Encouraging koalas to naturally migrate away from woodland is like encouraging pigeons to naturally hunt mice at night. And at its root, it is doublethink for “naturally unnatural behaviour”.
The second stage of the Koala Plan of Management is something called translocation, again best explained by Land Water Future:
What this means is first you need to find koala, then sedate koala, catch koala, pop it in a bag, and take it somewhere else. That’s translocation, in the same way that the movie Taken is about someone who translocated Liam Neeson’s daughter. It’s also not very good for the koalas, especially when it goes a bit wrong, which it frequently does. In Queensland one study showed that up to 58% of the koalas moved in one such effort didn’t survive, and Victoria took out first place by managing to kill somewhere between 80-100% of the animals being moved.
So to recap – the plan is to encourage the koalas to “naturally” migrate away from the habitat, and if that somehow doesn’t work, forcibly remove the koalas in a process that has been demonstrated to kill up to 100% of the population. This is what Australian environment courts apparently consider “ecological integrity”.
The further stages of the Koala Plan of Management are equally astonishing. The people who will be demolishing 2,000 acres of koala habitat, are claiming to be protecting and revegetating koala habitat:
A range of mitigation and management measures are proposed to manage impact on the Koala including:
- Habitat protection
- Habitat revegetation and enhancement
The reason Shenhua Group cannot be sued for what might seem like an outrageous lie, is because of a controversial corporate practice called offsetting. Offset areas (in this case Mt Watermark Offset Area and Offset Area 6) are spaces of land that extractive companies like Shenhua Group promise not to destroy. In some cases, they even go as far as not stopping living things from growing in these areas (“habitat revegetation”). This allows Shenhua to respond to accusations like “you are destroying our living world” with statements like this:
Conservation and ongoing management of existing vegetation will occur within the Mt Watermark Offset Area and Offset Area 6 in order to maintain and improve ecological value and facilitate regeneration of native vegetation that currently contributes to Koala habitat.

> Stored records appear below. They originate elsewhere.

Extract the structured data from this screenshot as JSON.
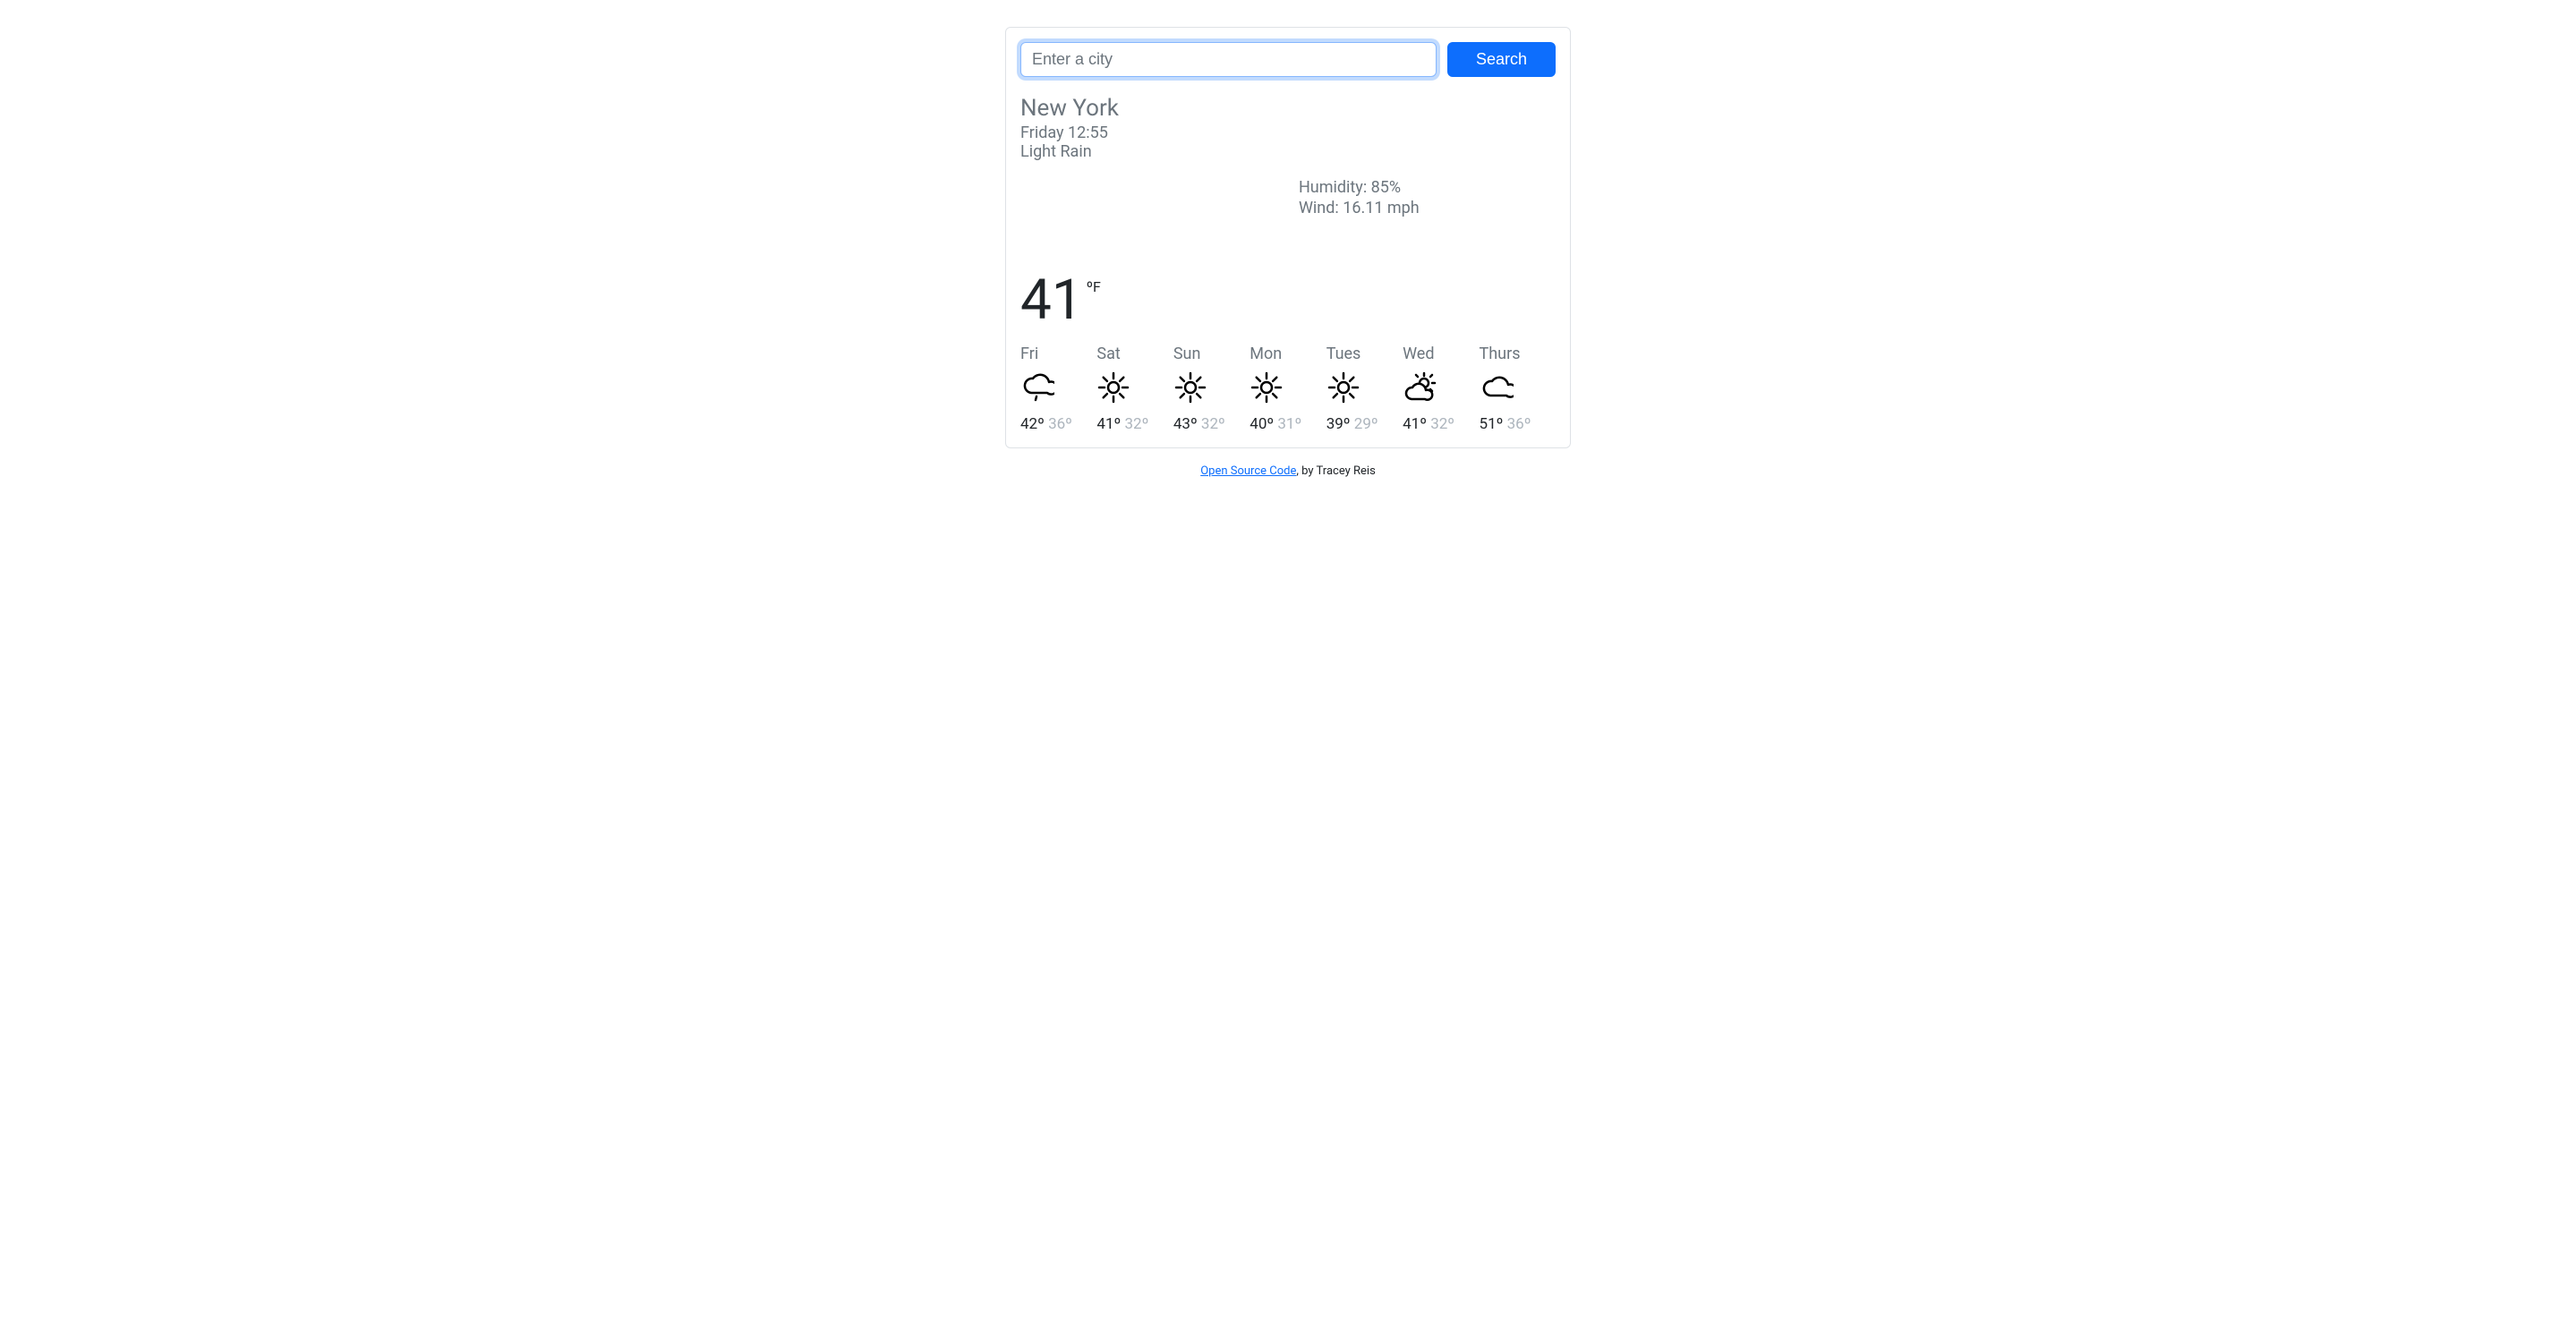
{
  "search": {
    "placeholder": "Enter a city",
    "button_label": "Search"
  },
  "current": {
    "city": "New York",
    "datetime": "Friday 12:55",
    "condition": "Light Rain",
    "humidity_label": "Humidity: ",
    "humidity_value": "85%",
    "wind_label": "Wind: ",
    "wind_value": "16.11 mph",
    "temp": "41",
    "unit": "ºF"
  },
  "forecast": [
    {
      "day": "Fri",
      "icon": "rain",
      "high": "42º",
      "low": "36º"
    },
    {
      "day": "Sat",
      "icon": "sun",
      "high": "41º",
      "low": "32º"
    },
    {
      "day": "Sun",
      "icon": "sun",
      "high": "43º",
      "low": "32º"
    },
    {
      "day": "Mon",
      "icon": "sun",
      "high": "40º",
      "low": "31º"
    },
    {
      "day": "Tues",
      "icon": "sun",
      "high": "39º",
      "low": "29º"
    },
    {
      "day": "Wed",
      "icon": "partly-cloudy",
      "high": "41º",
      "low": "32º"
    },
    {
      "day": "Thurs",
      "icon": "cloud",
      "high": "51º",
      "low": "36º"
    }
  ],
  "footer": {
    "link_text": "Open Source Code",
    "byline": ", by Tracey Reis"
  }
}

The Koala Plan of Management has one final measure for when the dust has settled. When the woodland has been demolished, the digging has started, and mountains of coal are being burnt into our breathing atmosphere:
Information sheets will be prepared for employees, contractors and their families about their responsibilities to minimise impacts to the Koala at work and home.
That is, after the mining company have forcibly removed several hundred koalas and demolished the ecosystem they belong in, they are going to hand out pieces of paper to coal miners telling them how to minimise their impacts on Koalas.
This is the logical equivalent of telling Mad Max he should invest in renewable energy.
There is no shortage of doublethink in our ecologically crumbling world. In the United States people are lobbying to protect the outdoors by hunting wildlife with lead ammunition, while in the UK conservationists regularly burn the ground to prevent forest growth. Concerned by the illegal poaching of Finland’s remaining 250 wolves, the Finnish government recently decided to rally the hunters to shoot dead one third of the wolf population, in order to save them from being shot.
But while these examples abound, it is the rulers of Oceania who are the masters of doublethink, and world leaders are starting to pay attention. Last month oil magnate Sheikh Mohammed gave Australia’s environment minister Greg Hunt an award for being the “best minister of the world”.
Despite the fact this very environment minister was instrumental in dismantling the carbon tax, and that the Great Barrier Reef is dying, and that Australia’s carbon emissions are rising, and that he has approved a coal mine so huge it will create more emissions than New York City – he is the best minister in the world for his hard work in reducing carbon emissions.
Down with big brother.
Keep it in the ground.